Best practice is that exception handling should never hide issues. This means that
try-catch blocks should be extremely rare.
There are 3 circumstances were using a
try-catch makes sense.
Always deal with known exceptions as low-down as you can. However, if you're expecting an exception it's usually better practice to test for it first. For instance parse, formatting and arithmetic exceptions are nearly always better handled by logic checks first, rather than a specific
If you need to do something on an exception (for instance logging or roll back a transaction) then re-throw the exception.
Always deal with unknown exceptions as high-up as you can - the only code that should consume an exception and not re-throw it should be the UI or public API.
Suppose you're connecting to a remote API, here you know to expect certain errors (and have things to in those circumstances), so this is case 1:
// User's security details have expired
Note that no other exceptions are caught, as they are not expected.
Now suppose that you're trying to save something to the database.
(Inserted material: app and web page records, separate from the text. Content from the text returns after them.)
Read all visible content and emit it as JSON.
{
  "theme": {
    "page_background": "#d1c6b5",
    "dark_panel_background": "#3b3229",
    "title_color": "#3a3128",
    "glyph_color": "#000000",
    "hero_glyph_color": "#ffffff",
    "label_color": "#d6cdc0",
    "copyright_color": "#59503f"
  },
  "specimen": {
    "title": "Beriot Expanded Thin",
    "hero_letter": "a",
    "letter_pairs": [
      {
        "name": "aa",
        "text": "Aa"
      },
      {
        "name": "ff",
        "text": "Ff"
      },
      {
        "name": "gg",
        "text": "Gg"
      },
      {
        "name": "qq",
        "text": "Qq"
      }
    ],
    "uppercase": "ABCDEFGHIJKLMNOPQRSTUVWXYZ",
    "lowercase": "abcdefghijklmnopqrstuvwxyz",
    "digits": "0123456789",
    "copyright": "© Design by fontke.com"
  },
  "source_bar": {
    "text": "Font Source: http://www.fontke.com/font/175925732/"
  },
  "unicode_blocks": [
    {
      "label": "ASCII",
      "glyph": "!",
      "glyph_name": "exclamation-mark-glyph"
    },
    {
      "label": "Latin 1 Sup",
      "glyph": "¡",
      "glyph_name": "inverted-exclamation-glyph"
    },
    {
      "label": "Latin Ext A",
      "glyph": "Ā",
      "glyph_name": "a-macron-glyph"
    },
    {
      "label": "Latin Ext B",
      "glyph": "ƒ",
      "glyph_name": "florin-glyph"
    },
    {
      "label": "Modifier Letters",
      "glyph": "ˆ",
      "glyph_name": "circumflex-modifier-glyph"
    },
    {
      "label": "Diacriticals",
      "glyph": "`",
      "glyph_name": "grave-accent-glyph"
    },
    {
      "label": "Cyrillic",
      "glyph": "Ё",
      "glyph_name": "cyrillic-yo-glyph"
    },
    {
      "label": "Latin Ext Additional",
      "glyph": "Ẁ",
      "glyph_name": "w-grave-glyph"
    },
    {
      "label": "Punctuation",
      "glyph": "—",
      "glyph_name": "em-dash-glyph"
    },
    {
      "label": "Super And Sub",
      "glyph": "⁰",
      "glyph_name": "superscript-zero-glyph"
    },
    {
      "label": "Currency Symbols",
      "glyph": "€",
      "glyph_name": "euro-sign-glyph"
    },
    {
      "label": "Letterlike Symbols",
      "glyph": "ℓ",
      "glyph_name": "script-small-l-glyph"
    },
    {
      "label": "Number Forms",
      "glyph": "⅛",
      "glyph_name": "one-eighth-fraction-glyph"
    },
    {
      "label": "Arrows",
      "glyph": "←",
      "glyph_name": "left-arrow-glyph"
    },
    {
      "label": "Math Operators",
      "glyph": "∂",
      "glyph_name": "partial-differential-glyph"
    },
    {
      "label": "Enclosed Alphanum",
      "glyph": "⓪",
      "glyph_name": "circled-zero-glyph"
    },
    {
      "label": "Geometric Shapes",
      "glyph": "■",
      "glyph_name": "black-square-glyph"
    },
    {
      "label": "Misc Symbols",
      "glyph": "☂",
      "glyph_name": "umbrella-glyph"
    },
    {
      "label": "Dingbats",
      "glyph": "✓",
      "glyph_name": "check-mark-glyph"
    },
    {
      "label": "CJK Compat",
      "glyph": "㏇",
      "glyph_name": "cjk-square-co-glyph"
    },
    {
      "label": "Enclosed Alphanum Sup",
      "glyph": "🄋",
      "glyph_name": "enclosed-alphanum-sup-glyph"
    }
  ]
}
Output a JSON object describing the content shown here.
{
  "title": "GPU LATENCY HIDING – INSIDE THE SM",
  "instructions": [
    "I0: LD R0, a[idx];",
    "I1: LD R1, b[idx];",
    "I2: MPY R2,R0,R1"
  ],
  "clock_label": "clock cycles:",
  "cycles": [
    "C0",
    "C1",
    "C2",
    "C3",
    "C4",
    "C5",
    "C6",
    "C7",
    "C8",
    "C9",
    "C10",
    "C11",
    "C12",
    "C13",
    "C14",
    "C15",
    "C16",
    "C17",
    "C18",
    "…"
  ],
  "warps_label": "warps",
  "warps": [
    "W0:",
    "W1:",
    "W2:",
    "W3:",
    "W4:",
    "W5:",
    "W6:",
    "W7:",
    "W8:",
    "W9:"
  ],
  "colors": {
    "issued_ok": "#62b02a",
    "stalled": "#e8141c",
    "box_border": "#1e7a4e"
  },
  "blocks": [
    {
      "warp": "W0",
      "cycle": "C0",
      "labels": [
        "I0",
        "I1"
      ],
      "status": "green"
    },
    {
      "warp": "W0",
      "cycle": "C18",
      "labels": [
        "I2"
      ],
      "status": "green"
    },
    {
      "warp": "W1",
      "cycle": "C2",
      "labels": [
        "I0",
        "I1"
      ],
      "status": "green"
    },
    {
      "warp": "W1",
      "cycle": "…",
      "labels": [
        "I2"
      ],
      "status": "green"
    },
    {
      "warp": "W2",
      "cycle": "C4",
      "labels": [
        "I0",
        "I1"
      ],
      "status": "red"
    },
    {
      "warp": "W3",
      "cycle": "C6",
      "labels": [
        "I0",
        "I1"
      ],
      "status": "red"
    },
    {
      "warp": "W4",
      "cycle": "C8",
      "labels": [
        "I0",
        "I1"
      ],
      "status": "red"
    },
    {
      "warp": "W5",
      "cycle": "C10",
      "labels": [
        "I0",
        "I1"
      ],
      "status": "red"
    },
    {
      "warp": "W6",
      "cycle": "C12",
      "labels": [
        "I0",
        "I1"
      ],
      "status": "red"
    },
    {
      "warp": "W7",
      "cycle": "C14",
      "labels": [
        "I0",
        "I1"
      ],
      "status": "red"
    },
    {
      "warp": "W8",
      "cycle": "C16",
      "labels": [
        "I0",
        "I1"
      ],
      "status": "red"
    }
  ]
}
We have to roll it back if it fails, so we have case 2:
// Roll back the DB changes so they aren't corrupted on ANY exception
// Re-throw the exception, it's critical that the user knows that it failed to save
Note that we re-throw the exception - the code higher up still needs to know that something has failed.
Finally we have the UI - here we don't want to have completely unhandled exceptions, but we don't want to hide them either. Here we have an example of case 3:
// Do something
// Log exception for developers
// Display message to users
DisplayWarningBox("An error has occurred, please contact support!");
However, most API or UI frameworks have generic ways of doing case 3. For instance ASP.Net has a yellow error screen that dumps the exception details, but that can be replaced with a more generic message in the production environment. Following those is best practice because it saves you a lot of code, but also because error logging and display should be config decisions rather than hard-coded.
This all means that case 1 (known exceptions) and case 3 (one-off UI handling) both have better patterns (avoid the expected error or hand error handling off to the UI).
Even case 2 can be replaced by better patterns, for instance transaction scopes (
using blocks that rollback any transaction not committed during the block) make it harder for developers to get the best practice pattern wrong.
For instance suppose you have a large scale ASP.Net application. Error logging can be via ELMAH, error display can be an informative YSoD locally and a nice localised message in production. Database connections can all be via transaction scopes and
using blocks. You don't need a single
TL;DR: Best practice is actually to not use
try-catch blocks at all.